The result of a recent three-way partnership between The University of North Carolina at Chapel Hill, National Archives and Records Administration (NARA) and the National Science Foundation (NSF), the Cyberinfrastructure for Billions of Electronic Records project (CI-BER) held its official kickoff meeting on Thursday, October 28, 2010 in Chapel Hill.
One of the first federally-funded projects of its kind to bring the benefits of social media and public reports of its progress via a blogging format, CI-BER will create master copies of NARA’s Center for Advanced Systems and Technologies’ testbed collections of electronic records and store them at the University of North Carolina at Chapel Hill. Read more
North Carolina research universities will present their latest work in high performance computing, data management and preservation, networking and scientific and information visualization at SC10, the international conference of high performance computing, networking, storage and analysis, beginning at 7 p.m. Monday, Nov. 15. Read more
SAN FRANCISCO – The Open Data Center Alliance, an independent consortium of global IT leaders this week announced its formation and previewed the Alliance’s 0.5 vendor-agnostic Usage Model Roadmap. Read more
Video: John McCord, Coastal Studies Institute
One of the most overlooked battles of World War II played out in our own backyard, claiming 80 ships and hundreds of lives.
The waters off Cape Hatteras, North Carolina, commonly known as the Graveyard of the Atlantic, are also the resting place of merchant vessels, German U boats, and American and British navel ships lost in the Battle of the Atlantic in 1942. The Germans aimed to sink U.S. merchant ships that were carrying supplies to England. U.S. and Royal Navy ships patrolled the coast to protect them and, when necessary, engage the Germans. Read more
RENCI at UNC Asheville Director Jim Fox (right) receives the Friends of the River Award from Bob Davy of the Land-of-Sky Regional Council at the group’s annual dinner.
ASHEVILLE, NC—RENCI at UNC Asheville received the Friends of the River Award by the Land-of-Sky Regional Council at the 33rd annual Friends of the River Dinner held Sept. 29.
RENCI at ECU Director Tom Allen, far right, helps a youngster view a hurricane track on a laptop computer as his dad looks on.
RENCI at East Carolina University was one of the organizations that planned and participated in the Eastern North Carolina Science Festival, held Friday, Sept. 24, at the East Carolina Heart Institute in Greenville.
Chris Jones, lead investigator of the Mathematics and Climate Change Network
CHAPEL HILL, NC, Sept. 23, 2010—A new project funded by the National Science Foundation links researchers at leading U.S. universities to study the mathematical problems related to climate change research.
The University of North Carolina at Chapel Hill leads the Mathematics and Climate Change Network, with the Renaissance Computing Institute (RENCI) providing logistical support and cyber tools to support the creation of a virtual organization spanning the U.S. The NSF will provide $1 million a year for five years to support the network. Read more

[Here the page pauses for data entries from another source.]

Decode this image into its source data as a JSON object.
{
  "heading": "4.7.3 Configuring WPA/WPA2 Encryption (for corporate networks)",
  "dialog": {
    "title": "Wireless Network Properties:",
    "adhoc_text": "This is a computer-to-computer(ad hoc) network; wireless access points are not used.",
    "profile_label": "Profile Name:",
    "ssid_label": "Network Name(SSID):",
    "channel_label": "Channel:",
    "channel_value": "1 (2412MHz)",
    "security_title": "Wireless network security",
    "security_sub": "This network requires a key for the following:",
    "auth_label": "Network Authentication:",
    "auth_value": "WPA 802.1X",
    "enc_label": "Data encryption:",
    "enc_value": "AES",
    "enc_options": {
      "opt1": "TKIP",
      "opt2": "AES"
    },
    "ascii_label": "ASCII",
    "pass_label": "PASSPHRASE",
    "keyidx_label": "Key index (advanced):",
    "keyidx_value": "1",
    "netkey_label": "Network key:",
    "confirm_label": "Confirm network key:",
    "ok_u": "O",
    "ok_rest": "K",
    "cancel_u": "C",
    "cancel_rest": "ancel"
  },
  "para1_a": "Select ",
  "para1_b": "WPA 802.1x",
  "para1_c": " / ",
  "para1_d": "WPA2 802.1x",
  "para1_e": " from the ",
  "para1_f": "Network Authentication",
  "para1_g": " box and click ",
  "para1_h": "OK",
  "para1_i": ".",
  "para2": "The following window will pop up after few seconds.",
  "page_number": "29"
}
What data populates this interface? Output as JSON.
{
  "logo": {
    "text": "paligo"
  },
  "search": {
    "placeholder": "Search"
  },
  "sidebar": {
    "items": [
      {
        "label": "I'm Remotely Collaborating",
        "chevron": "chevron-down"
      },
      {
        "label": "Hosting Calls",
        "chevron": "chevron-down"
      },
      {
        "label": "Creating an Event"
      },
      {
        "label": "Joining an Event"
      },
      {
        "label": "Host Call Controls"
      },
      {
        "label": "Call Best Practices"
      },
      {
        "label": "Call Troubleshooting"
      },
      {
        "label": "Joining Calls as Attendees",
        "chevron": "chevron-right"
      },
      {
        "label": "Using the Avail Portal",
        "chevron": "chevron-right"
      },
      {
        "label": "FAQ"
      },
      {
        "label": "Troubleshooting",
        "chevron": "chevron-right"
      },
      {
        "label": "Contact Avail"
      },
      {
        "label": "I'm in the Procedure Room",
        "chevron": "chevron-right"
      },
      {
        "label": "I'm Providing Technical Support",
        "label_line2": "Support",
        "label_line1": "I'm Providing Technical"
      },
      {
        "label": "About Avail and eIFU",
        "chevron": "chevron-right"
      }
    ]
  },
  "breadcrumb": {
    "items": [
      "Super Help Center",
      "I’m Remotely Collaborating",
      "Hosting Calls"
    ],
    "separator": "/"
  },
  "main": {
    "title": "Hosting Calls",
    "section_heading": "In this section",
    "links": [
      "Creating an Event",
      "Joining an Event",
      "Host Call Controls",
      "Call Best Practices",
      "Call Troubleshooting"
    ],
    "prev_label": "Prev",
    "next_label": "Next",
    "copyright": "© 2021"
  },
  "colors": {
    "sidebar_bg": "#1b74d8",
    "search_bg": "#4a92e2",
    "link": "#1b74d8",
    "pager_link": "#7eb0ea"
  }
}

The four organizations that comprise RENCI at UNC Charlotte have been awarded $300,000 from the National Science Foundation to study how land owners’ decision processes affect forest persistence. Read more
RENCI at North Carolina State University seeks NC State faculty members and researchers to participate in the center’s inaugural Program in Applied Scientific and Information Visualization.
Two researchers or research team will be selected for the one-year program and will have the opportunity to work directly with RENCI experts and use advanced visualization technologies and tools to enhance their research. Each awardee will receive a stipend to support their work of $10,000 to $12,000. Read more
RALEIGH, NC – Take some long, skinny molecules that are bunched together like a bowl of spaghetti. Now, try spinning them into a yarn that can conduct electricity. Or perhaps weave them, along with carbon nanotubes, into a next-generation bullet-proof vest.
Sound challenging? It is—but it’s just the kind of challenge Melissa Pasquinelli likes. Read more